Among the entries, find the lines with the string "title" and copy them.

=== Section Start ===

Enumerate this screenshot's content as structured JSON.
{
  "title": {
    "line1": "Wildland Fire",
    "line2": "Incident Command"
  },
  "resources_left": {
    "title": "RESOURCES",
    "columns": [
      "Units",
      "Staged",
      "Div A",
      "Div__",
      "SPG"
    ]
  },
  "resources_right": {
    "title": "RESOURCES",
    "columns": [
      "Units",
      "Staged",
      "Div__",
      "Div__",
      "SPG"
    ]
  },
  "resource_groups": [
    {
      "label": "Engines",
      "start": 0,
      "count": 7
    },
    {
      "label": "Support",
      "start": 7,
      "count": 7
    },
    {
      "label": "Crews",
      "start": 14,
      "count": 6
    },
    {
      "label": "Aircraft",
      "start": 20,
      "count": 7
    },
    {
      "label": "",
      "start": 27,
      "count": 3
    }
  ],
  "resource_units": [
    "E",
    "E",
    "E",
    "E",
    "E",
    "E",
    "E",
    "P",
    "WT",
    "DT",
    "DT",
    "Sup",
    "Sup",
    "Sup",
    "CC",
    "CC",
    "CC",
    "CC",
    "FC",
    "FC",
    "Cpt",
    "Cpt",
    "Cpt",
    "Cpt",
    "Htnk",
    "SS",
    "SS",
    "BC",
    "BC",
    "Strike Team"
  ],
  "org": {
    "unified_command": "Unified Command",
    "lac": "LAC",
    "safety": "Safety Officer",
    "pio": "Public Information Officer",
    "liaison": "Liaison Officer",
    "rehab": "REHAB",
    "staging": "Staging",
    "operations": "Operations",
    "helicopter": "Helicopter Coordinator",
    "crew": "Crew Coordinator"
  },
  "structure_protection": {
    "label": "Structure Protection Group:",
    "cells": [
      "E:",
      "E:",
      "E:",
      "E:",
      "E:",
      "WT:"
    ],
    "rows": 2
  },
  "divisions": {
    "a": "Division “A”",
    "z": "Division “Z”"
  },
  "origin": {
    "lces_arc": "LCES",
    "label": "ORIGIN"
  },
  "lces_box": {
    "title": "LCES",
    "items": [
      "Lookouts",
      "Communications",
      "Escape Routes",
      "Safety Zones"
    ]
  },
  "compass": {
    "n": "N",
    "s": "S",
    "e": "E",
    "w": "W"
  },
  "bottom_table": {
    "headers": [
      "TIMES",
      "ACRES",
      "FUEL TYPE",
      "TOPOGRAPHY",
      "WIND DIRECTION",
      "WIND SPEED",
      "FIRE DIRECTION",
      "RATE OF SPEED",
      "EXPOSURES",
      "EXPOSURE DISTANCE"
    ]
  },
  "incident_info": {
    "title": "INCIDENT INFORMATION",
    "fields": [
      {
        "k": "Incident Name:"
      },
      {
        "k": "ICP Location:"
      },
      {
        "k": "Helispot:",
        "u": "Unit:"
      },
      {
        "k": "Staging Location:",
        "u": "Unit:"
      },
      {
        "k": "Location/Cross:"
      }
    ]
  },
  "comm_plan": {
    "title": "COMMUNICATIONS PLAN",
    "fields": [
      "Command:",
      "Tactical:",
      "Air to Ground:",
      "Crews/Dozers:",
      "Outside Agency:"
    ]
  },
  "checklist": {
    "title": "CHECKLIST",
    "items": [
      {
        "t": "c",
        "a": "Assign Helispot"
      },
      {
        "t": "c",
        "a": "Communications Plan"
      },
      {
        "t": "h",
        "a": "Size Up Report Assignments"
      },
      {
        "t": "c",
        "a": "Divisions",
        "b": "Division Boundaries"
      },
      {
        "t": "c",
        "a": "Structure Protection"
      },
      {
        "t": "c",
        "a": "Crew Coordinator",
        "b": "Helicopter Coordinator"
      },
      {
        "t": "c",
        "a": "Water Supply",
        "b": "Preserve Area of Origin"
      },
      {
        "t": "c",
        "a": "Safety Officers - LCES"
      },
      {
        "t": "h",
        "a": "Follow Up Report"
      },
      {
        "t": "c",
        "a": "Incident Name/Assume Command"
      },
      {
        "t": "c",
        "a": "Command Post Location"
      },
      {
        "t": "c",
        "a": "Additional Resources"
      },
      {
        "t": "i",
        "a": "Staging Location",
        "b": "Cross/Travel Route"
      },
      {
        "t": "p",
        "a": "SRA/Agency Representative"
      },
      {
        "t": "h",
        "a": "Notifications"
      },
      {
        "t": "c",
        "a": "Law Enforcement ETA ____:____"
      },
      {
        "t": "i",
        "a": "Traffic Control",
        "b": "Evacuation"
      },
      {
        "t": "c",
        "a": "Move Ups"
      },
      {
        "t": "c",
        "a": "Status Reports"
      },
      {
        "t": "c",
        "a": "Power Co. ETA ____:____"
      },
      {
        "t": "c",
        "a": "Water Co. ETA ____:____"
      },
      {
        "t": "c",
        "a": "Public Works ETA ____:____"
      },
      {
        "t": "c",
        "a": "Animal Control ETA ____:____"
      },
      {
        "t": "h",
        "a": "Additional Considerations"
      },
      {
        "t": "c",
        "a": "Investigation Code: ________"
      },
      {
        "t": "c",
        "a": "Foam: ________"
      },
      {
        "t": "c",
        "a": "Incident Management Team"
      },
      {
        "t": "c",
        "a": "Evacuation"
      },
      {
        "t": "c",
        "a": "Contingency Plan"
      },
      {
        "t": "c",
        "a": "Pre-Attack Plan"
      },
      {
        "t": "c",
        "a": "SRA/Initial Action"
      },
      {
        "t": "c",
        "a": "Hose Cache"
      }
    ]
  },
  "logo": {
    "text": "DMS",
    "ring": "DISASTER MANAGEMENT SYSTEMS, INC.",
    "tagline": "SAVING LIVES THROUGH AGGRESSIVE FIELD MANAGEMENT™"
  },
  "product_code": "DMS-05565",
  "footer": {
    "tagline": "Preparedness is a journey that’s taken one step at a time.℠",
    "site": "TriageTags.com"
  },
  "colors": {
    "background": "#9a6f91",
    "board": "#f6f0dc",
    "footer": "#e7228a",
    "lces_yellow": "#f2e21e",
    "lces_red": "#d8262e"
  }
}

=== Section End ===

## RESULT OF THIS TASK
  "title": {
    "title": "RESOURCES",
    "title": "RESOURCES",
    "title": "LCES",
    "title": "INCIDENT INFORMATION",
    "title": "COMMUNICATIONS PLAN",
    "title": "CHECKLIST",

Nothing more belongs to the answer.